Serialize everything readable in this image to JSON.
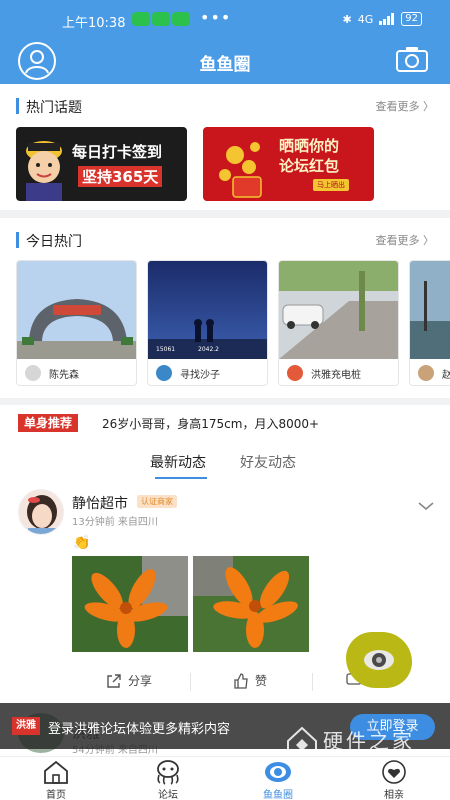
{
  "status_bar": {
    "time": "上午10:38",
    "dots": "•••",
    "network": "4G",
    "battery": "92"
  },
  "app_bar": {
    "title": "鱼鱼圈"
  },
  "hot_topics": {
    "title": "热门话题",
    "more": "查看更多",
    "banners": [
      {
        "line1": "每日打卡签到",
        "line2": "坚持365天"
      },
      {
        "line1": "晒晒你的",
        "line2": "论坛红包",
        "button": "马上晒出"
      }
    ]
  },
  "today_hot": {
    "title": "今日热门",
    "more": "查看更多",
    "cards": [
      {
        "name": "陈先森"
      },
      {
        "name": "寻找沙子",
        "overlay1": "15061",
        "overlay2": "2042.2"
      },
      {
        "name": "洪雅充电桩"
      },
      {
        "name": "赵"
      }
    ]
  },
  "single": {
    "tag": "单身推荐",
    "text": "26岁小哥哥，身高175cm，月入8000+"
  },
  "feed_tabs": {
    "latest": "最新动态",
    "friends": "好友动态"
  },
  "post": {
    "name": "静怡超市",
    "badge": "认证商家",
    "meta": "13分钟前  来自四川",
    "emoji": "👏",
    "share": "分享",
    "like": "赞"
  },
  "login_bar": {
    "logo": "洪雅",
    "text": "登录洪雅论坛体验更多精彩内容",
    "button": "立即登录"
  },
  "next_post_peek": {
    "name": "洪雅",
    "meta": "54分钟前  来自四川"
  },
  "tabbar": [
    {
      "label": "首页",
      "active": false
    },
    {
      "label": "论坛",
      "active": false
    },
    {
      "label": "鱼鱼圈",
      "active": true
    },
    {
      "label": "相亲",
      "active": false
    }
  ],
  "watermark": {
    "big": "硬件之家",
    "small": "YING JIAN ZHI JIA.COM"
  },
  "colors": {
    "primary": "#4a9be6",
    "accent": "#3f8ee0",
    "red": "#d9342b",
    "active_tab": "#3d8ee2"
  }
}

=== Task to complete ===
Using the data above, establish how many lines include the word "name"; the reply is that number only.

=== The completed task ===
6